Unbeknownst to me, Grant Achatz, of Alinea fame (and a one time elBulli stagiare), had started a new restaurant in Chicago.  It is a brilliant, if  somewhat crazy concept for a restaurant.  Pick a theme, develop dishes, create a menu, open the restaurant, run service for about 3 months, and shut it down.  Then do it all over again.  3 completely new restaurants per year. No reservations.  Tables would be sold like a Broadway show.  You buy your table in advance.  Meal, beverages, tax, tip, all prepaid.  No out of pocket on the day of the meal for the diner, no last minute cancellations for the restaurant. 

The restaurant is Next.  The first season (or year if you will) was Paris 1906, then Tour of Thailand.  I would have loved to do both, especially Paris, but somehow this was not on my radar at all.   I first heard about the concept during the final performance of the season, Childhood.  Again, too late to get tickets, but it piqued my interest.  Then I heard the announcement for the 2012 season.  Up first, elBulli! 

I started waiting and watching for tickets.  So did everyone else.  I was checking daily, looking for announcements, hoping I'd be one of the lucky few to score tickets.  Today, those tickets went on sale.  Sometime after 8PM elBulli time said the announcement.  At 1:00 central time (8:00 in Roses, Spain) I was at my computer frantically refreshing the facebook page for Next, waiting for word that tickets were up.  When I saw the update about 10 minutes later, I was ready to go.  There were less than 1000 tickets to be had.  I was in mere seconds after it went live and secured my space in line.  #654.  When I reached the front of the queue, I'd get an email, and would have 1 hour to buy tickets.  I began to wait again.  At 5:56 I got the email.  2 minutes later, I had my table.

Ok....breathe.  I have a table.      

Now, I'm waiting again.  I can't wait!

1 comment:

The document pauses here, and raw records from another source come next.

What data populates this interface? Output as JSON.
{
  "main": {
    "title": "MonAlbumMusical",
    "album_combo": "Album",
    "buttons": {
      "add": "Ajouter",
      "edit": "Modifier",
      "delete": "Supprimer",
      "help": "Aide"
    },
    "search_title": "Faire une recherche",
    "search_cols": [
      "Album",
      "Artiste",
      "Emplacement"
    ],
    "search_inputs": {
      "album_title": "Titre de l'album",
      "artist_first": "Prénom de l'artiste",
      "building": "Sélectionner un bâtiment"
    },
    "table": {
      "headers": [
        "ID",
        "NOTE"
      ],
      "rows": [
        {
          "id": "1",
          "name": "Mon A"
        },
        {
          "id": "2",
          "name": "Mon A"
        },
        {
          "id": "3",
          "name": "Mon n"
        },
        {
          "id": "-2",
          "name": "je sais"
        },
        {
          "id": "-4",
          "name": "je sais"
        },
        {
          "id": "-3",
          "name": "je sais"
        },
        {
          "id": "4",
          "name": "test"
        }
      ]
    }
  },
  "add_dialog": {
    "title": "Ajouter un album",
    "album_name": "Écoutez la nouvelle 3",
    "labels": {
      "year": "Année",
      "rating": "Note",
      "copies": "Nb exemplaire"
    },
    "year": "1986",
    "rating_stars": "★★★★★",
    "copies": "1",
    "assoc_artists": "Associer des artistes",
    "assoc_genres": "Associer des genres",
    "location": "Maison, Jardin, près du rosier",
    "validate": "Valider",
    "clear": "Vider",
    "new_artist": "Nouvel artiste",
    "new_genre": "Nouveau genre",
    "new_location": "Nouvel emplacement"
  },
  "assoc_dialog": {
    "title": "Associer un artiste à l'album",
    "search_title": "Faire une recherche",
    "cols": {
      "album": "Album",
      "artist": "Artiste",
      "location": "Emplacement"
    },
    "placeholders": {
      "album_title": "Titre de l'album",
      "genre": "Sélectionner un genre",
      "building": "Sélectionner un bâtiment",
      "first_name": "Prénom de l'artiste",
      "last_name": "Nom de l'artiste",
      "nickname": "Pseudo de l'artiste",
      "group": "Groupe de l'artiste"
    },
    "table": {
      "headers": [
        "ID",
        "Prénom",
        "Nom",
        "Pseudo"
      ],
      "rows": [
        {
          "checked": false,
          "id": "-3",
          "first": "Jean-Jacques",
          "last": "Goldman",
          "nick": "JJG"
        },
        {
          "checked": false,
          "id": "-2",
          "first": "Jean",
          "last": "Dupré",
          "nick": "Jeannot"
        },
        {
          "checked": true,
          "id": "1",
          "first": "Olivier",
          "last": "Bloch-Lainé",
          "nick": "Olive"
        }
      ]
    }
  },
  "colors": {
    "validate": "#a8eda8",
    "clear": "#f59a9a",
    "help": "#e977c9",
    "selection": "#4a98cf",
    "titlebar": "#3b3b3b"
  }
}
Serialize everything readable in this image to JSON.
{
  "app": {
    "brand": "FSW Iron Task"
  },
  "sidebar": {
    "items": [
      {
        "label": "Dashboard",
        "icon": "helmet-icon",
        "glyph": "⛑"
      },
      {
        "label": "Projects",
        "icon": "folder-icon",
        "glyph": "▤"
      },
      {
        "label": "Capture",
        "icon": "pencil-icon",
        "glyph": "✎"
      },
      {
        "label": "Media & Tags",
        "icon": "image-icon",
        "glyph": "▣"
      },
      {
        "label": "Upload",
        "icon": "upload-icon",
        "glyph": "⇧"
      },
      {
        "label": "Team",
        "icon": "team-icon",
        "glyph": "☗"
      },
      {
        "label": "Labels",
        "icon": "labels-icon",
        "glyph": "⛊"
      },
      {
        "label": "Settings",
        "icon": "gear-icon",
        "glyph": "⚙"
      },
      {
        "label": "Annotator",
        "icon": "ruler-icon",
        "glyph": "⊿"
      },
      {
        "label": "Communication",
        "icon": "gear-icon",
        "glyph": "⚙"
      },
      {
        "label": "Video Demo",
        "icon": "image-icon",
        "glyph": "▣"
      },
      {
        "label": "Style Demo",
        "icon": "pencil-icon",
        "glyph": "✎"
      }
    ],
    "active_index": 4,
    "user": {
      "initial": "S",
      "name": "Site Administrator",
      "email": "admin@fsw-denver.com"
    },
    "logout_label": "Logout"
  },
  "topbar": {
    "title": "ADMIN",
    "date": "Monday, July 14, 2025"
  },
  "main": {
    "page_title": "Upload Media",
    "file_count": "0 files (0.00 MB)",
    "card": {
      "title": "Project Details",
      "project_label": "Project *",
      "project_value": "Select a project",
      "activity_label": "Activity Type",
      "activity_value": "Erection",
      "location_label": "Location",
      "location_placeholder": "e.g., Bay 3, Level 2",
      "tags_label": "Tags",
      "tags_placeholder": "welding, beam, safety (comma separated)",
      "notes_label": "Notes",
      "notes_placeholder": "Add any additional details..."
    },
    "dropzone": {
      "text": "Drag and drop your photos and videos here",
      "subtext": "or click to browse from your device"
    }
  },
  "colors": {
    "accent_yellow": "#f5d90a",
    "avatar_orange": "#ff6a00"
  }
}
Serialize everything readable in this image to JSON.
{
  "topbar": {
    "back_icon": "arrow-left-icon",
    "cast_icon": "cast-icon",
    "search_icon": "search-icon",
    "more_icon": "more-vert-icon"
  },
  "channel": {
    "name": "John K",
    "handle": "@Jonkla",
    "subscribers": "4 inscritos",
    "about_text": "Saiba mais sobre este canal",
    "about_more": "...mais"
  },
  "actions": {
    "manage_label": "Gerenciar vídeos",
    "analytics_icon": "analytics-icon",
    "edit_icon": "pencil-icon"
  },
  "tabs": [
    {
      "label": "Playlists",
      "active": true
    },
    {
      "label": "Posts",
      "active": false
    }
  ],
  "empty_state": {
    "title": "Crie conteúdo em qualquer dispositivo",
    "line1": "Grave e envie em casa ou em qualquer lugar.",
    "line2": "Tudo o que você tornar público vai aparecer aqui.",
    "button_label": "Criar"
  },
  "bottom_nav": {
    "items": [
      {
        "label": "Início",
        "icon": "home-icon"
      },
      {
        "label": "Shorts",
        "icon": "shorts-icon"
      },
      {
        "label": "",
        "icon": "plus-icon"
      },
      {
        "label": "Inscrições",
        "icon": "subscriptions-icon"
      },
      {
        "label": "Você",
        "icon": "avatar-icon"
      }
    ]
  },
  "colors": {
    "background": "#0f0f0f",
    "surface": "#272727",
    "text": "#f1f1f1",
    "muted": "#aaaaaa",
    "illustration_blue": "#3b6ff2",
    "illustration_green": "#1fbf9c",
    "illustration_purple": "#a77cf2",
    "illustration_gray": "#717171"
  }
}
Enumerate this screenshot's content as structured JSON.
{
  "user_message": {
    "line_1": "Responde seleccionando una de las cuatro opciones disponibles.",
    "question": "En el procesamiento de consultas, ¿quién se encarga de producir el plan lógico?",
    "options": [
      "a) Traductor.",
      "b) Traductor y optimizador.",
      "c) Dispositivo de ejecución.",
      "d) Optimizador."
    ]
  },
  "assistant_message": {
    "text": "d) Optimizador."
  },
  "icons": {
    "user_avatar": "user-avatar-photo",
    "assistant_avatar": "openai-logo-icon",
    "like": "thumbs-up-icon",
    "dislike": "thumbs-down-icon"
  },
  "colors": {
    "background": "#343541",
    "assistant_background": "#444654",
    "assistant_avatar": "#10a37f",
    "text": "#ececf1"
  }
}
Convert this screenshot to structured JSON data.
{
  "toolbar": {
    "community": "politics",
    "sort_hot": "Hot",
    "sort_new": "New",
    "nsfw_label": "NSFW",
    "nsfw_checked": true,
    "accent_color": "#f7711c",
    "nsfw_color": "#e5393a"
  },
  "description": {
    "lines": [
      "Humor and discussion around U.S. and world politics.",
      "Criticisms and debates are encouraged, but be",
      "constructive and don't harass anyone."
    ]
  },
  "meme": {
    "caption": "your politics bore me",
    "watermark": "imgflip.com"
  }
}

  1. Oh Brian! I am so happy for you. If there are only 1000 tickets in the world, you and Jamie definitely deserve one each. Enjoy it, really. (Do you think that they let you box it up? Like 35 boxes x 2 people?)